5) We must not overdo or underdo the spiritual ramifications of Tressel’s failure. On one hand, it will negatively affect the Church’s witness in the world and impact some people’s perspectives on Jesus and his disciples (almost all articles mention his clean Christian image/façade). Anytime a Christian is exposed like this, people have more reasons to distrust Christians and what we say (this is not to say Christians must be perfect; we could be a wonderful witness to the world even when we mess up if we would be quick to humbly take accountability, apologize, and make amends). On the other hand, God has a track-record of working through imperfect to morally disastrous people (think Jacob, Judah, and Jonah just to stick with other J’s). Even through all the hypocrisy, God could well have used Jim Tressel to impact many young men’s lives for his Kingdom—not to Tressel’s credit but to God’s transcendent glory. I hope and pray for those whose faith and character were shaped by Tressel: that they will be able to “cling to what is good” in what Tressel taught them despite the brokenness of the vessel that delivered those lessons.

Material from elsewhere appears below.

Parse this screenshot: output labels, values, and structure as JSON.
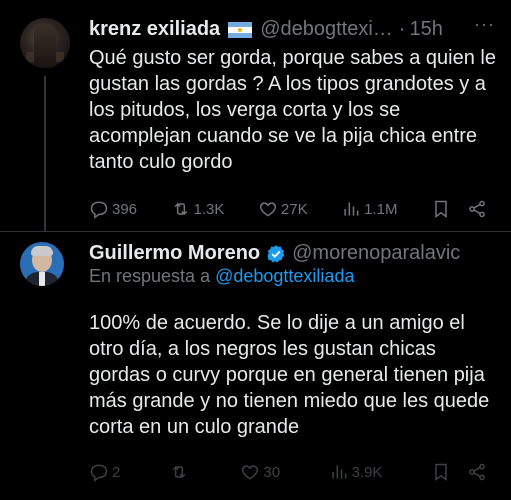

6) Character formation is essential to our discipleship. Too often, we view the Christian faith as “making the right decisions at crunch time.” Those decisions are important. But so is diligent attention to having our minds and hearts transformed by the Gospel, by God’s light, by the Spirit of Truth. We need relationships with other Christians who know us intimately and can rebuke/correct us gently, biblically, and boldly. We need to be entering into the Scriptures with a Psalm 139 heart, “Search me, O God, and know my heart. Test me, and know my anxious thoughts. See if there is any offensive way in me, and lead me in the way everlasting.” Our hearts will be exposed sooner or later, whether before people (as Tressel is experiencing) or before God. Far better to expose our budding, blooming, or fully flowering sin willingly and humbly seeking grace than to wait for the light of human justice or God’s Truth to blind us.
This whole eruption was not the result of one big evil scheme on the part of Jim Tressel or his players (rarely does sin start big), but a path of increasingly calculated missteps, cover-ups, and deceptions (of self and others), combined with the pressures of fanatical expectations (of Buckeye fans and Christians), and enabled by a multi-billion dollar broken system.

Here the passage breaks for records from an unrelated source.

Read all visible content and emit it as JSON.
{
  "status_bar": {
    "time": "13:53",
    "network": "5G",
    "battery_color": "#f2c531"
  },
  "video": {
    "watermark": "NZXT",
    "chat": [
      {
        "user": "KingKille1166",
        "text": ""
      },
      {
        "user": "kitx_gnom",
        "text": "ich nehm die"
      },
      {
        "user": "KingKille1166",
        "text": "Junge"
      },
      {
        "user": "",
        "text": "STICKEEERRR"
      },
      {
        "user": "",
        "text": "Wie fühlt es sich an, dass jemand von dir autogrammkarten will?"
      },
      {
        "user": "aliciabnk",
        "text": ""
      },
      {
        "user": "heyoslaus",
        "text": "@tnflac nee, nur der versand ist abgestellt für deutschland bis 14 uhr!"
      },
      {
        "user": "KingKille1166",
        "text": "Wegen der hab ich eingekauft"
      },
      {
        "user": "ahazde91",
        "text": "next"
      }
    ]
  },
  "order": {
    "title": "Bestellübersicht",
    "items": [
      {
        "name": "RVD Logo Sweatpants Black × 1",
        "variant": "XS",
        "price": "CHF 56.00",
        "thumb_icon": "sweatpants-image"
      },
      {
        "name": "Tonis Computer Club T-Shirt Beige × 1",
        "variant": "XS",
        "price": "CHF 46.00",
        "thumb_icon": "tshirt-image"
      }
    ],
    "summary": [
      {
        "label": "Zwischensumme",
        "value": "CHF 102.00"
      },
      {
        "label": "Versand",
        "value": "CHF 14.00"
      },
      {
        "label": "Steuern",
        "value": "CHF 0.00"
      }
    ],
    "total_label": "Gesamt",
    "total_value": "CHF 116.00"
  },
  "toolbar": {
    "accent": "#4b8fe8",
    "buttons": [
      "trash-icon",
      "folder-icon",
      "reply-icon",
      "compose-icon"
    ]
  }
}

There is plenty of accountability to go around. But instead of blaming or justifying, let’s instead let God use this moment to drive us back into his arms of grace, his Way of truth, and his heart of compassion.

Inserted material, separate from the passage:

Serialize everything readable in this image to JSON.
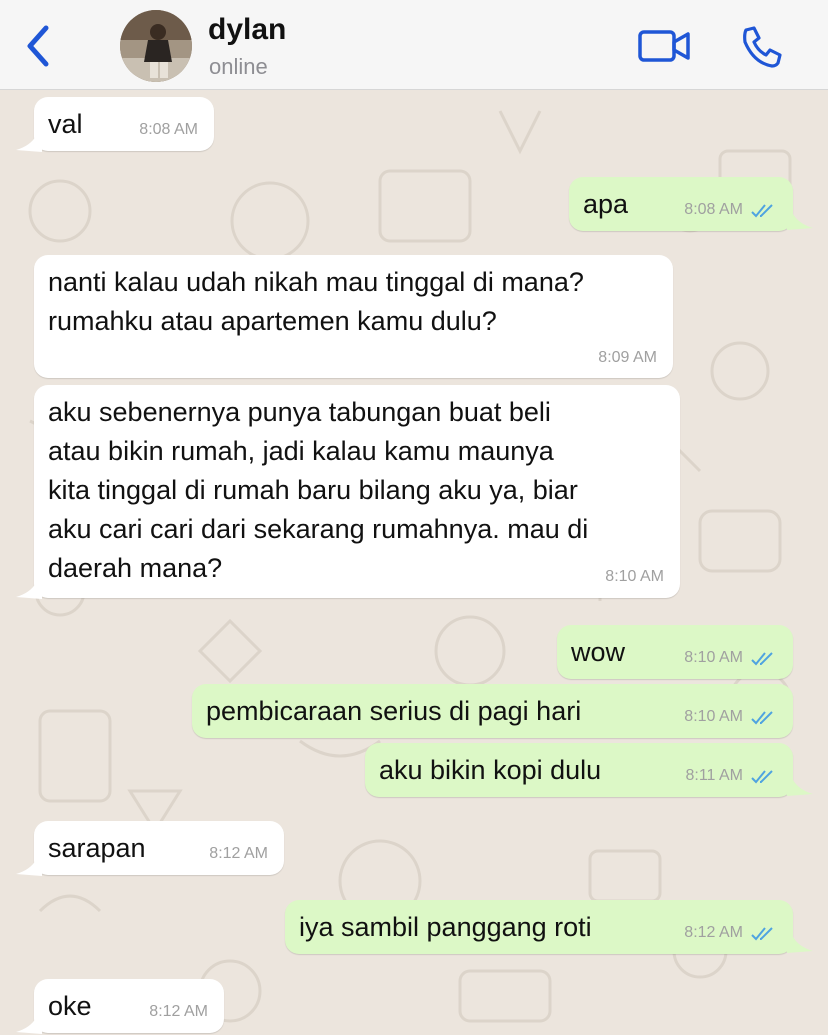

http://religion.blogs.cnn.com/2011/06/03/my-take-jim-tressel-shows-whats-wrong-with-sports-evangelization/ (This is a good read. I read it after I completed my article and was encouraged to find someone else giving voice to some of what I mentioned in my point #4. Athletes in Action- mentioned in this cnn article- is a ministry near and dear to my heart, so I hope sports ministry does learn some of these lessons.)
http://www.daveburchett.com/2011/03/17/a-buckeye-believer-ponders-jim-tressel/ (Great article, love this line: “Buckeye fans (and many others) want to believe that what Coach Tressel espouses is true. They want to think that their coach is really molding young men and preparing them for life. They also want to win. That is the tough line Jim Tressel walks.”